Pull every line of the entries that has the word "plot".

---------------

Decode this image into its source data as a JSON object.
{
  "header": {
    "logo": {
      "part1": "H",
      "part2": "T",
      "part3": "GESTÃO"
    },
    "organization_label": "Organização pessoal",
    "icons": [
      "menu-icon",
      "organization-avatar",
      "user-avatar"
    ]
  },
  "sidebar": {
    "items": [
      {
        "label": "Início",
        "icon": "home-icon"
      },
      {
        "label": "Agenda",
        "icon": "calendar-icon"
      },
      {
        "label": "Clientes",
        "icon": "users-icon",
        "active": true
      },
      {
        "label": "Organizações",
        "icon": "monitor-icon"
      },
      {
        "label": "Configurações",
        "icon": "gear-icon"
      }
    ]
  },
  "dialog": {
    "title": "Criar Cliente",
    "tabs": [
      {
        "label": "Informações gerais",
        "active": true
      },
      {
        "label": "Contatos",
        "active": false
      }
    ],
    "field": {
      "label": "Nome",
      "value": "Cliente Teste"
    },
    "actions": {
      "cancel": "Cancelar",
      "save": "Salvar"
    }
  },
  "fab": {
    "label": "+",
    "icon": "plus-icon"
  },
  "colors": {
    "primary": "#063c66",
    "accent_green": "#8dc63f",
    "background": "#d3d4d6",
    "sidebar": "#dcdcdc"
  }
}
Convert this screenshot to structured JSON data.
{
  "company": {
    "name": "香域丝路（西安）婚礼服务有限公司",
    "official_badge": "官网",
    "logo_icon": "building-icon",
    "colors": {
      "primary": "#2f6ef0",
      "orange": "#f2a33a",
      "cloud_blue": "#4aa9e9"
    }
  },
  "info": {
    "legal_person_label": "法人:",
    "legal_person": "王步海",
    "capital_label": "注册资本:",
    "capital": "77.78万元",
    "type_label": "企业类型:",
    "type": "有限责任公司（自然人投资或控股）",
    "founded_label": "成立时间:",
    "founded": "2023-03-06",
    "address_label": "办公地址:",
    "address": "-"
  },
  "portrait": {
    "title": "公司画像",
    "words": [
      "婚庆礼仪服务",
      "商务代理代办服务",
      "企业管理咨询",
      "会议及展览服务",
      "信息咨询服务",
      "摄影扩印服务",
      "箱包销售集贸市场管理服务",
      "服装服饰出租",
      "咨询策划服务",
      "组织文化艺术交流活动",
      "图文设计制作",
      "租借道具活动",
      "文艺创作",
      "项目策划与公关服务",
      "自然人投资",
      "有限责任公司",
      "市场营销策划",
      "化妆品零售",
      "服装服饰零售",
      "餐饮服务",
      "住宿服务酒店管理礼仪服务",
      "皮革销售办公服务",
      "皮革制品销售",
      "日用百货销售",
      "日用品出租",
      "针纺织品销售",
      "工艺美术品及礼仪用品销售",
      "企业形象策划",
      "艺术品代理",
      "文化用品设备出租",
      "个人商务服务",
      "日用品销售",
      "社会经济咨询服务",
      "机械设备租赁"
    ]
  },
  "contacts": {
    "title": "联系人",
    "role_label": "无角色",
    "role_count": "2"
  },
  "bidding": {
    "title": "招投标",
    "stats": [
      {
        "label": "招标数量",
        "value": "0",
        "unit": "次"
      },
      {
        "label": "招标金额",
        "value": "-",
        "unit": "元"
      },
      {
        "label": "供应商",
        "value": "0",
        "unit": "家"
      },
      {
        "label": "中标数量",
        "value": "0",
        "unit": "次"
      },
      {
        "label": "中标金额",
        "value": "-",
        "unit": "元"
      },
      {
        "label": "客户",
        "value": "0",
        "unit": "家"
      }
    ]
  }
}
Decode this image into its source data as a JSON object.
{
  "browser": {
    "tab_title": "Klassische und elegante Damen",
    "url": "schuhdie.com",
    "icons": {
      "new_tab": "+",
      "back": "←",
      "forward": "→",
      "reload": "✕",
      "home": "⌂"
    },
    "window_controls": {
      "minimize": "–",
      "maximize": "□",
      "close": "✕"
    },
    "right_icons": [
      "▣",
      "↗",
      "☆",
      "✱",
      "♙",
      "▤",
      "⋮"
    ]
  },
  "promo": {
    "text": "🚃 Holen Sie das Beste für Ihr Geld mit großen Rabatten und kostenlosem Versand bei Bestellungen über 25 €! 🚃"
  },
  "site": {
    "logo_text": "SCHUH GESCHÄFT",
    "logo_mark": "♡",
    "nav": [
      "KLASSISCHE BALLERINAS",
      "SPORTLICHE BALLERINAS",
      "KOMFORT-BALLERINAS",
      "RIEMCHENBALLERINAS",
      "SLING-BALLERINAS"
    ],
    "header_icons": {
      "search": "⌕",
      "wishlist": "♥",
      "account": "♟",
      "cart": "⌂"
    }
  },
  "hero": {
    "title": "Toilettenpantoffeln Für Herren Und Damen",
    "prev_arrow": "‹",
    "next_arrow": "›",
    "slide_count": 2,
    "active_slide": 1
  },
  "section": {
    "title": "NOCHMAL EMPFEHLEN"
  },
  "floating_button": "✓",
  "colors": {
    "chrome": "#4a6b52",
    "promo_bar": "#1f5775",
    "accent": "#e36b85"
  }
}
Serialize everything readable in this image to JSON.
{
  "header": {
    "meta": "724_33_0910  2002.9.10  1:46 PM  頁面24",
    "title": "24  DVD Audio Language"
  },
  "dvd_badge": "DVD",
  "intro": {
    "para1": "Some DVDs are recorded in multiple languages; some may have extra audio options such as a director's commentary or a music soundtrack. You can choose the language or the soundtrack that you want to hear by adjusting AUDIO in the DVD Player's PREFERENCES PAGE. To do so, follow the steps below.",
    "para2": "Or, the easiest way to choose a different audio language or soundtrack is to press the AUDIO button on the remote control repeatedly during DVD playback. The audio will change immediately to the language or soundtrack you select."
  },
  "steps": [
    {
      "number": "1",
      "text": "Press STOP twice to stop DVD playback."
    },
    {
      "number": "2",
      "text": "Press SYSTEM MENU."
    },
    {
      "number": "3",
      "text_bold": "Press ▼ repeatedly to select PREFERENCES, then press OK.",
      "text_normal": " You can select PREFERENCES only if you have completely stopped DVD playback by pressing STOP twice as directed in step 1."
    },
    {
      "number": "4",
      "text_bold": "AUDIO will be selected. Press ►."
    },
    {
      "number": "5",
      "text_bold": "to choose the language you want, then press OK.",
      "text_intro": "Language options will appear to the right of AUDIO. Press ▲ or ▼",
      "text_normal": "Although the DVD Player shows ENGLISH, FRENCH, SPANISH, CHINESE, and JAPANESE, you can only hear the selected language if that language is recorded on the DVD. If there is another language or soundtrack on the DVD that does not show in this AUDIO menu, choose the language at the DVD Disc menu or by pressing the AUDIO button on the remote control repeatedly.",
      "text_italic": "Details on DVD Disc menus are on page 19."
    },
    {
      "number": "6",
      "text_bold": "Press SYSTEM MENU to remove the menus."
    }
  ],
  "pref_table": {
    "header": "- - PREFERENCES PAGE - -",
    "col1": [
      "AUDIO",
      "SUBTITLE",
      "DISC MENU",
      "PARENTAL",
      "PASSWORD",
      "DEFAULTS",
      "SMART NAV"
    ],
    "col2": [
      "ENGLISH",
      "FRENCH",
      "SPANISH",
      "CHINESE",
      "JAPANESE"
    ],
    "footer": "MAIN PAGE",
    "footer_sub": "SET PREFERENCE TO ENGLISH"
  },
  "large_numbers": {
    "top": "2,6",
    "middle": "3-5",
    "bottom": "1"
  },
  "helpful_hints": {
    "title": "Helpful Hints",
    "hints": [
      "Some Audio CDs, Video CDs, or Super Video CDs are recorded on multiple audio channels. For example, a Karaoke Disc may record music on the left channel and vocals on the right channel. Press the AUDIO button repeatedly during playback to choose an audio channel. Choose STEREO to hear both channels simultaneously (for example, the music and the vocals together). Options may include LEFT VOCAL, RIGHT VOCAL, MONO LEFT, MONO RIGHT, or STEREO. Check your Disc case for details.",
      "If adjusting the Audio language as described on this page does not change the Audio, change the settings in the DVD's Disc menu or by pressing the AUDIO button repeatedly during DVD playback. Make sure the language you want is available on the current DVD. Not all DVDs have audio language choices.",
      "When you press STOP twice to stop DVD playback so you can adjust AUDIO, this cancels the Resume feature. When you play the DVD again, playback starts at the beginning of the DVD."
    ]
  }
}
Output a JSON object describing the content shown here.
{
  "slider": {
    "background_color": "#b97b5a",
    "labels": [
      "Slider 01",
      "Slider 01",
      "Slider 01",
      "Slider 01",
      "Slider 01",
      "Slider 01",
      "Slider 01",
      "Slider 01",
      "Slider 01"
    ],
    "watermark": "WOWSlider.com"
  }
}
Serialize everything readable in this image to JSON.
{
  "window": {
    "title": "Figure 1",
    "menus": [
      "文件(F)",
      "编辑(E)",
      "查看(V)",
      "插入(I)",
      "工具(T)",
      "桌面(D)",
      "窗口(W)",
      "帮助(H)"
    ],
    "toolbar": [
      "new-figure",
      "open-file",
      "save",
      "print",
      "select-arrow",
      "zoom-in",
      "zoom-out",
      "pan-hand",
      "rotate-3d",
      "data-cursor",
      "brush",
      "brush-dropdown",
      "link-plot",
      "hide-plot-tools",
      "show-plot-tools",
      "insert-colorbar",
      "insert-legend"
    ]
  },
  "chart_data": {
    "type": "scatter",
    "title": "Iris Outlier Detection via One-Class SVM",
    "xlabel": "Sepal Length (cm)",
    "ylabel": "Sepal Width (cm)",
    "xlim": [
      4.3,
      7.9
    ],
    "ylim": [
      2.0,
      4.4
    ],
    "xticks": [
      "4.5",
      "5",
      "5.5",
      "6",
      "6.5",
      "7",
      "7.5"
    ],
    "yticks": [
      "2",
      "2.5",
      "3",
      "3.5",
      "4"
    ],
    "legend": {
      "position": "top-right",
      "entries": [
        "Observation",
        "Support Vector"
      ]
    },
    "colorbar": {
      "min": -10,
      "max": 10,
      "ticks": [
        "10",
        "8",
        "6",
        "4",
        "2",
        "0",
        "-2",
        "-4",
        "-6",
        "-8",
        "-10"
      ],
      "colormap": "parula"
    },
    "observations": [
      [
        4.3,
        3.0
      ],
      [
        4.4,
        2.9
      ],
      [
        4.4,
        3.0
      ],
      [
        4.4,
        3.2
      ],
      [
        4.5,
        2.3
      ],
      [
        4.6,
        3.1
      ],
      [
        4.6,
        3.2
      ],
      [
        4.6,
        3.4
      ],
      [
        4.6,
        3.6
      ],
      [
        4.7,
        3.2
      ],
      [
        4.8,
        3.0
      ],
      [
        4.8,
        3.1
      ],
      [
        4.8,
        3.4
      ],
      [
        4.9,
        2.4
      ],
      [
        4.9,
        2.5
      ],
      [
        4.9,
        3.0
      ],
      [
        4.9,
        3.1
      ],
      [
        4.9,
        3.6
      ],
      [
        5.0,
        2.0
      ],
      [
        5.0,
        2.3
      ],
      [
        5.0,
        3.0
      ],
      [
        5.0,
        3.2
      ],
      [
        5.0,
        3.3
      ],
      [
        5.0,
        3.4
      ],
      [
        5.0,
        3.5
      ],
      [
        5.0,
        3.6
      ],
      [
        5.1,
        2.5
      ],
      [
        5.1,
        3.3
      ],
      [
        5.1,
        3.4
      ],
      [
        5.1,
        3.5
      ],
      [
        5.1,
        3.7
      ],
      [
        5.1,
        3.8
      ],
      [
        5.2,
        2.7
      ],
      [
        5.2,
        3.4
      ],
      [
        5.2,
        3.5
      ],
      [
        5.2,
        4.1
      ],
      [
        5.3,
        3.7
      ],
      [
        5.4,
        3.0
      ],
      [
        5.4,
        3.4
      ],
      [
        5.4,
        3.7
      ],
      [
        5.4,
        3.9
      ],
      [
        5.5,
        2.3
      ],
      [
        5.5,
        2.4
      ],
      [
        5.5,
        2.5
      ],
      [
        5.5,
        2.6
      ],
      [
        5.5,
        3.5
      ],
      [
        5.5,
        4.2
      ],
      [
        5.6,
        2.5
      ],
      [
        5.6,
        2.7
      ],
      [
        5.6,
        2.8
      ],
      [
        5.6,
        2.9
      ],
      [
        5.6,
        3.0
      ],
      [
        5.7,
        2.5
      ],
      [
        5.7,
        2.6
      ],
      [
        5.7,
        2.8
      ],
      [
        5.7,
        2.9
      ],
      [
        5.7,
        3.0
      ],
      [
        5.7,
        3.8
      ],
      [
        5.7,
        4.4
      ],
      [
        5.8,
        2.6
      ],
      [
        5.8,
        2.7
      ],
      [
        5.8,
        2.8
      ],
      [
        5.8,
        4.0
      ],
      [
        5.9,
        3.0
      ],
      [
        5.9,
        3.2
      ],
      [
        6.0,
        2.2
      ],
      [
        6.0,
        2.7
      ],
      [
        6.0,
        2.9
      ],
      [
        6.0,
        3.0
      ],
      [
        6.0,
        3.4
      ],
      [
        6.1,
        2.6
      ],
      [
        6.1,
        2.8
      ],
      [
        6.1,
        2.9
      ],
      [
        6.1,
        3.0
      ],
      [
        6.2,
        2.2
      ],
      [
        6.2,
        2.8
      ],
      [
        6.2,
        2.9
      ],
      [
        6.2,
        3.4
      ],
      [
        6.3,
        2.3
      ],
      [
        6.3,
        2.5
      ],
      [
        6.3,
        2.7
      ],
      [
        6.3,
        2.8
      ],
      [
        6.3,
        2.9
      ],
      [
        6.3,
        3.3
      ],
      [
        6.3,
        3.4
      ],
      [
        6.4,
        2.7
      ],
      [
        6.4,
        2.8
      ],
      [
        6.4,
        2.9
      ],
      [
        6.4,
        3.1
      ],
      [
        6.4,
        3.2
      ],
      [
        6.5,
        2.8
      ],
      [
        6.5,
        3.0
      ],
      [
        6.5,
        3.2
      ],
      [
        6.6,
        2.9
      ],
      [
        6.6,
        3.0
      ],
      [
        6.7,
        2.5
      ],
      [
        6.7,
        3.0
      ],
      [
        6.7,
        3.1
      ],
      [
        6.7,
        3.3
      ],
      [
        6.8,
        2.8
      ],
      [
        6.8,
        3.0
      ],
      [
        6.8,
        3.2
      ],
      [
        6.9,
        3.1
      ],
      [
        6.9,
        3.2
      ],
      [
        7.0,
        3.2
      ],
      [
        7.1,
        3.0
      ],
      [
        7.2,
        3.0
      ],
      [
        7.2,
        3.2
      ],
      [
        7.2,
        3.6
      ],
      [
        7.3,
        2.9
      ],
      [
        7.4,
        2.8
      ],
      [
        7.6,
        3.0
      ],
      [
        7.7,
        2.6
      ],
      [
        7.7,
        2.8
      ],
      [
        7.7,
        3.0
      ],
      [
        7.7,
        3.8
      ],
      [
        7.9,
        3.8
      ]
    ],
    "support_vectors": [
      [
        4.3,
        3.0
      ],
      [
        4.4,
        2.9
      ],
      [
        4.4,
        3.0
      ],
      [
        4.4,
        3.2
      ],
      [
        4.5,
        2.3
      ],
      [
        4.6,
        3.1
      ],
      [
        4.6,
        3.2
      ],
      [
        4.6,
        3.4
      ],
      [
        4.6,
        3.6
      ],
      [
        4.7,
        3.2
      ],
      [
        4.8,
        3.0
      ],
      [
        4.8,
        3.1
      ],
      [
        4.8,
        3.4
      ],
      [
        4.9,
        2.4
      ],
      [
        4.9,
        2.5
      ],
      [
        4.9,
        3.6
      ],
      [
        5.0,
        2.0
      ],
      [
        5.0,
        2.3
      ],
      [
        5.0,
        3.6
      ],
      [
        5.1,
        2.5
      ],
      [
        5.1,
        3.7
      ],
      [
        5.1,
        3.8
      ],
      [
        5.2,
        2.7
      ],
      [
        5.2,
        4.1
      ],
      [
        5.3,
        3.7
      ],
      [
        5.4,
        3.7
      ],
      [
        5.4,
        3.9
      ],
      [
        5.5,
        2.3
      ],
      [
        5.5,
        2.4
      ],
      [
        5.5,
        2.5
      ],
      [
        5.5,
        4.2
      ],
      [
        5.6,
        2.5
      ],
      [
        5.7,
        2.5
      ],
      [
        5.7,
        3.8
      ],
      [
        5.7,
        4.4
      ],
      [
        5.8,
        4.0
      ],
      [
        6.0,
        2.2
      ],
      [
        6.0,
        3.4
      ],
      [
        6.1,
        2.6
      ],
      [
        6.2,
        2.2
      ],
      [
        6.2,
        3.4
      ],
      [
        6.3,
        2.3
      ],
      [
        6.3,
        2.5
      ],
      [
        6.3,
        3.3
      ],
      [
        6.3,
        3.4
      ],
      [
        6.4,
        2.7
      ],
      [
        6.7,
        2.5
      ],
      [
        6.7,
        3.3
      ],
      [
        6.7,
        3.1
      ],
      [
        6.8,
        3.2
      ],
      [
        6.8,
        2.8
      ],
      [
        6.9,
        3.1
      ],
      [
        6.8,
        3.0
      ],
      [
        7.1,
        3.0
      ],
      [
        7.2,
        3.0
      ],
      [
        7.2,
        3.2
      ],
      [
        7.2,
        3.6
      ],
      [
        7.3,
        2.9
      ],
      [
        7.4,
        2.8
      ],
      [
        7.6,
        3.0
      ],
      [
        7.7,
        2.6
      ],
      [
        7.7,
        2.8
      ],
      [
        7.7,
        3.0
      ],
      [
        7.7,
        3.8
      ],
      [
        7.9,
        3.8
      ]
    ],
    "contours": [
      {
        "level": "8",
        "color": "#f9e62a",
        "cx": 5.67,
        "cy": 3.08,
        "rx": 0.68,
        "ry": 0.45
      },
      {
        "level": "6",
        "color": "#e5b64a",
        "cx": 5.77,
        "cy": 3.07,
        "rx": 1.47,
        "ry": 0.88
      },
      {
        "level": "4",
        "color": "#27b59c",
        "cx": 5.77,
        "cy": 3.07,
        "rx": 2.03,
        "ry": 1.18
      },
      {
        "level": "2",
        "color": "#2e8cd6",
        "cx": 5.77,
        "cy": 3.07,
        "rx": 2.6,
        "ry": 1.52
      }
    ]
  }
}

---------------

■ **Exercise result**
      "link-plot",
      "hide-plot-tools",
      "show-plot-tools",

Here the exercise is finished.